Task prompt: Give back every entry in full, exactly as it reads.

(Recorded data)

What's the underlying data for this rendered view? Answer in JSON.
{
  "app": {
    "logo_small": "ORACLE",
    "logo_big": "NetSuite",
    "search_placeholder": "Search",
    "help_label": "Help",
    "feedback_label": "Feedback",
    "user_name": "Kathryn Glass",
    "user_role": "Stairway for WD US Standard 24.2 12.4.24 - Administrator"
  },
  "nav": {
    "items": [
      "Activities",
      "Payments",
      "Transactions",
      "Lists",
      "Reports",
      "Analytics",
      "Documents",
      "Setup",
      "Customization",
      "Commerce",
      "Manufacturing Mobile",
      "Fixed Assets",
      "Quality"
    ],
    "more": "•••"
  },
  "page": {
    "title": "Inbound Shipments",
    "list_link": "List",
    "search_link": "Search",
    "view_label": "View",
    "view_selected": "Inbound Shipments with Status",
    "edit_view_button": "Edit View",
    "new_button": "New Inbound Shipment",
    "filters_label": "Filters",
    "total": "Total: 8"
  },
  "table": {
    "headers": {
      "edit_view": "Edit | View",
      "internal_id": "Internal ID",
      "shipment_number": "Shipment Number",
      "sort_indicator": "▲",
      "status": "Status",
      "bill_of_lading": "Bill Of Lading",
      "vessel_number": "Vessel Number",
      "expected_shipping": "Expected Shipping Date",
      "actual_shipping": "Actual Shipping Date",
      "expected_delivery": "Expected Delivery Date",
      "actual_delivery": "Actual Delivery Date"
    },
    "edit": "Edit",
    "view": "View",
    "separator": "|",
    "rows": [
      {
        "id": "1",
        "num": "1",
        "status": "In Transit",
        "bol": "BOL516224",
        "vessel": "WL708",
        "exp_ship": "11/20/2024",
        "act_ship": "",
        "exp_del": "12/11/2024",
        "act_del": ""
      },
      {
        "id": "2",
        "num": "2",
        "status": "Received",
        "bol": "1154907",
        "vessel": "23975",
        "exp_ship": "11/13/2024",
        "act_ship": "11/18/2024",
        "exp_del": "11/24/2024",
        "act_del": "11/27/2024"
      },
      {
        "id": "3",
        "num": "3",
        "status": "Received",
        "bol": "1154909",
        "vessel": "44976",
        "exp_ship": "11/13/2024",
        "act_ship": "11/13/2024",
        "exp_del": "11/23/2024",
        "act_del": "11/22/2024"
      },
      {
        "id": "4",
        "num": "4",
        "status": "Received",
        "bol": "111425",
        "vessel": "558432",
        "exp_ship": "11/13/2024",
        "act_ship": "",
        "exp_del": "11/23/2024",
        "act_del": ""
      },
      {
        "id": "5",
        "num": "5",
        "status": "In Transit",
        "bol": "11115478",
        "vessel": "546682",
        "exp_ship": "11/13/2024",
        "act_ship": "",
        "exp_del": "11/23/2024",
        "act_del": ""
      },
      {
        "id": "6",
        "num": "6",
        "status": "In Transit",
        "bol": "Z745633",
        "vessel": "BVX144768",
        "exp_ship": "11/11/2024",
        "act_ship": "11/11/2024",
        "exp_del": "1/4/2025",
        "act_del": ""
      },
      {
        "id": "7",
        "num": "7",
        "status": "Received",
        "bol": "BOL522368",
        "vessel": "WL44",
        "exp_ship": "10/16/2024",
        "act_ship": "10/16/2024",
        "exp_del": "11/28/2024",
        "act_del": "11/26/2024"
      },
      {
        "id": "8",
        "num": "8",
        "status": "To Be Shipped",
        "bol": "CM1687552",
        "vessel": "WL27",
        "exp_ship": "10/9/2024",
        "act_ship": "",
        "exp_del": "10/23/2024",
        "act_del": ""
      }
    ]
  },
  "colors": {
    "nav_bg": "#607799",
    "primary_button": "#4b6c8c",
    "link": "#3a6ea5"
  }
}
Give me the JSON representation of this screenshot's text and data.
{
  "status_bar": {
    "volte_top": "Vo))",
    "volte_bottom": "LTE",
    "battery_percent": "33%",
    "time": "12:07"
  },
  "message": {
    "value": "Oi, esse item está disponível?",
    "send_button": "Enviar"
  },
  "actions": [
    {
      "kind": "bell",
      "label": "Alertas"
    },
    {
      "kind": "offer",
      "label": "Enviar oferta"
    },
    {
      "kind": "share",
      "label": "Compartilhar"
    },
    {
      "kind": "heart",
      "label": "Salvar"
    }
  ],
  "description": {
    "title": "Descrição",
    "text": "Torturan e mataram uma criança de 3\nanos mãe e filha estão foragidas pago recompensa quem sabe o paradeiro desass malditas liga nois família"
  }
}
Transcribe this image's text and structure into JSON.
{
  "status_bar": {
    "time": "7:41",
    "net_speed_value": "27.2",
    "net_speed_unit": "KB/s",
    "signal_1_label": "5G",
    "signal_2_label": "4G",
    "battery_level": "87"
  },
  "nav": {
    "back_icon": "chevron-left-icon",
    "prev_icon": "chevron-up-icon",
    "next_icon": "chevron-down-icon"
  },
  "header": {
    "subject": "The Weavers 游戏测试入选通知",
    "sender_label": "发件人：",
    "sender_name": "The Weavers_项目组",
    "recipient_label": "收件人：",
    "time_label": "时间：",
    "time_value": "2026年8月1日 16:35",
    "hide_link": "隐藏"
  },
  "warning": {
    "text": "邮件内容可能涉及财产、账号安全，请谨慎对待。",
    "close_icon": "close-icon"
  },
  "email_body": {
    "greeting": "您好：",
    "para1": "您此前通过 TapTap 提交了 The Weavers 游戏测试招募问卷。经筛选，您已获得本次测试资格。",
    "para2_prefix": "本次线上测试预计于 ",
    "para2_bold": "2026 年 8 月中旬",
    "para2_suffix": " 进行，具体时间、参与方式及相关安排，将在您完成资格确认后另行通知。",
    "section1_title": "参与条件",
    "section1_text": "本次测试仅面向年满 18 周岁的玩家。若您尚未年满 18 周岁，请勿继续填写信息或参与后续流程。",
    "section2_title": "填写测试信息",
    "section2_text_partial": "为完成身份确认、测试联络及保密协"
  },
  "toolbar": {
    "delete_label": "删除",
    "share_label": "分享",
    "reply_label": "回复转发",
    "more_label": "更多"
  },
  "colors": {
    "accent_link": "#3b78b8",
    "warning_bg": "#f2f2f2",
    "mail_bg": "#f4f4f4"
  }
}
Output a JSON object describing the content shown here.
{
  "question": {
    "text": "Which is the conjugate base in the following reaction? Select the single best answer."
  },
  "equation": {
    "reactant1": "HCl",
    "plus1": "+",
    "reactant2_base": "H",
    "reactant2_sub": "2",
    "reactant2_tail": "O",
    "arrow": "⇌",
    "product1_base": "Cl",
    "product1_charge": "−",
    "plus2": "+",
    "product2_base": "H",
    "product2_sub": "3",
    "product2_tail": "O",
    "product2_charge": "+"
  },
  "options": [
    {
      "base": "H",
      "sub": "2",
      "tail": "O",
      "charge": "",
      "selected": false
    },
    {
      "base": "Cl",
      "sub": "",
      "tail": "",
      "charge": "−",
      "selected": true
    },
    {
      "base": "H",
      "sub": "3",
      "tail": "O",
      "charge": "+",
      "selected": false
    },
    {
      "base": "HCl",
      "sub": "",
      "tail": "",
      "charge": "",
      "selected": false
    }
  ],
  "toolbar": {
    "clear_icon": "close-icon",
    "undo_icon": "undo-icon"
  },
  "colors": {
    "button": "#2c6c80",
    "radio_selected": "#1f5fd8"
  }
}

Solution below:
What's the underlying data for this rendered view? Answer in JSON.
{
  "app": {
    "logo_small": "ORACLE",
    "logo_big": "NetSuite",
    "search_placeholder": "Search",
    "help_label": "Help",
    "feedback_label": "Feedback",
    "user_name": "Kathryn Glass",
    "user_role": "Stairway for WD US Standard 24.2 12.4.24 - Administrator"
  },
  "nav": {
    "items": [
      "Activities",
      "Payments",
      "Transactions",
      "Lists",
      "Reports",
      "Analytics",
      "Documents",
      "Setup",
      "Customization",
      "Commerce",
      "Manufacturing Mobile",
      "Fixed Assets",
      "Quality"
    ],
    "more": "•••"
  },
  "page": {
    "title": "Inbound Shipments",
    "list_link": "List",
    "search_link": "Search",
    "view_label": "View",
    "view_selected": "Inbound Shipments with Status",
    "edit_view_button": "Edit View",
    "new_button": "New Inbound Shipment",
    "filters_label": "Filters",
    "total": "Total: 8"
  },
  "table": {
    "headers": {
      "edit_view": "Edit | View",
      "internal_id": "Internal ID",
      "shipment_number": "Shipment Number",
      "sort_indicator": "▲",
      "status": "Status",
      "bill_of_lading": "Bill Of Lading",
      "vessel_number": "Vessel Number",
      "expected_shipping": "Expected Shipping Date",
      "actual_shipping": "Actual Shipping Date",
      "expected_delivery": "Expected Delivery Date",
      "actual_delivery": "Actual Delivery Date"
    },
    "edit": "Edit",
    "view": "View",
    "separator": "|",
    "rows": [
      {
        "id": "1",
        "num": "1",
        "status": "In Transit",
        "bol": "BOL516224",
        "vessel": "WL708",
        "exp_ship": "11/20/2024",
        "act_ship": "",
        "exp_del": "12/11/2024",
        "act_del": ""
      },
      {
        "id": "2",
        "num": "2",
        "status": "Received",
        "bol": "1154907",
        "vessel": "23975",
        "exp_ship": "11/13/2024",
        "act_ship": "11/18/2024",
        "exp_del": "11/24/2024",
        "act_del": "11/27/2024"
      },
      {
        "id": "3",
        "num": "3",
        "status": "Received",
        "bol": "1154909",
        "vessel": "44976",
        "exp_ship": "11/13/2024",
        "act_ship": "11/13/2024",
        "exp_del": "11/23/2024",
        "act_del": "11/22/2024"
      },
      {
        "id": "4",
        "num": "4",
        "status": "Received",
        "bol": "111425",
        "vessel": "558432",
        "exp_ship": "11/13/2024",
        "act_ship": "",
        "exp_del": "11/23/2024",
        "act_del": ""
      },
      {
        "id": "5",
        "num": "5",
        "status": "In Transit",
        "bol": "11115478",
        "vessel": "546682",
        "exp_ship": "11/13/2024",
        "act_ship": "",
        "exp_del": "11/23/2024",
        "act_del": ""
      },
      {
        "id": "6",
        "num": "6",
        "status": "In Transit",
        "bol": "Z745633",
        "vessel": "BVX144768",
        "exp_ship": "11/11/2024",
        "act_ship": "11/11/2024",
        "exp_del": "1/4/2025",
        "act_del": ""
      },
      {
        "id": "7",
        "num": "7",
        "status": "Received",
        "bol": "BOL522368",
        "vessel": "WL44",
        "exp_ship": "10/16/2024",
        "act_ship": "10/16/2024",
        "exp_del": "11/28/2024",
        "act_del": "11/26/2024"
      },
      {
        "id": "8",
        "num": "8",
        "status": "To Be Shipped",
        "bol": "CM1687552",
        "vessel": "WL27",
        "exp_ship": "10/9/2024",
        "act_ship": "",
        "exp_del": "10/23/2024",
        "act_del": ""
      }
    ]
  },
  "colors": {
    "nav_bg": "#607799",
    "primary_button": "#4b6c8c",
    "link": "#3a6ea5"
  }
}
Give me the JSON representation of this screenshot's text and data.
{
  "status_bar": {
    "volte_top": "Vo))",
    "volte_bottom": "LTE",
    "battery_percent": "33%",
    "time": "12:07"
  },
  "message": {
    "value": "Oi, esse item está disponível?",
    "send_button": "Enviar"
  },
  "actions": [
    {
      "kind": "bell",
      "label": "Alertas"
    },
    {
      "kind": "offer",
      "label": "Enviar oferta"
    },
    {
      "kind": "share",
      "label": "Compartilhar"
    },
    {
      "kind": "heart",
      "label": "Salvar"
    }
  ],
  "description": {
    "title": "Descrição",
    "text": "Torturan e mataram uma criança de 3\nanos mãe e filha estão foragidas pago recompensa quem sabe o paradeiro desass malditas liga nois família"
  }
}
Transcribe this image's text and structure into JSON.
{
  "status_bar": {
    "time": "7:41",
    "net_speed_value": "27.2",
    "net_speed_unit": "KB/s",
    "signal_1_label": "5G",
    "signal_2_label": "4G",
    "battery_level": "87"
  },
  "nav": {
    "back_icon": "chevron-left-icon",
    "prev_icon": "chevron-up-icon",
    "next_icon": "chevron-down-icon"
  },
  "header": {
    "subject": "The Weavers 游戏测试入选通知",
    "sender_label": "发件人：",
    "sender_name": "The Weavers_项目组",
    "recipient_label": "收件人：",
    "time_label": "时间：",
    "time_value": "2026年8月1日 16:35",
    "hide_link": "隐藏"
  },
  "warning": {
    "text": "邮件内容可能涉及财产、账号安全，请谨慎对待。",
    "close_icon": "close-icon"
  },
  "email_body": {
    "greeting": "您好：",
    "para1": "您此前通过 TapTap 提交了 The Weavers 游戏测试招募问卷。经筛选，您已获得本次测试资格。",
    "para2_prefix": "本次线上测试预计于 ",
    "para2_bold": "2026 年 8 月中旬",
    "para2_suffix": " 进行，具体时间、参与方式及相关安排，将在您完成资格确认后另行通知。",
    "section1_title": "参与条件",
    "section1_text": "本次测试仅面向年满 18 周岁的玩家。若您尚未年满 18 周岁，请勿继续填写信息或参与后续流程。",
    "section2_title": "填写测试信息",
    "section2_text_partial": "为完成身份确认、测试联络及保密协"
  },
  "toolbar": {
    "delete_label": "删除",
    "share_label": "分享",
    "reply_label": "回复转发",
    "more_label": "更多"
  },
  "colors": {
    "accent_link": "#3b78b8",
    "warning_bg": "#f2f2f2",
    "mail_bg": "#f4f4f4"
  }
}
Output a JSON object describing the content shown here.
{
  "question": {
    "text": "Which is the conjugate base in the following reaction? Select the single best answer."
  },
  "equation": {
    "reactant1": "HCl",
    "plus1": "+",
    "reactant2_base": "H",
    "reactant2_sub": "2",
    "reactant2_tail": "O",
    "arrow": "⇌",
    "product1_base": "Cl",
    "product1_charge": "−",
    "plus2": "+",
    "product2_base": "H",
    "product2_sub": "3",
    "product2_tail": "O",
    "product2_charge": "+"
  },
  "options": [
    {
      "base": "H",
      "sub": "2",
      "tail": "O",
      "charge": "",
      "selected": false
    },
    {
      "base": "Cl",
      "sub": "",
      "tail": "",
      "charge": "−",
      "selected": true
    },
    {
      "base": "H",
      "sub": "3",
      "tail": "O",
      "charge": "+",
      "selected": false
    },
    {
      "base": "HCl",
      "sub": "",
      "tail": "",
      "charge": "",
      "selected": false
    }
  ],
  "toolbar": {
    "clear_icon": "close-icon",
    "undo_icon": "undo-icon"
  },
  "colors": {
    "button": "#2c6c80",
    "radio_selected": "#1f5fd8"
  }
}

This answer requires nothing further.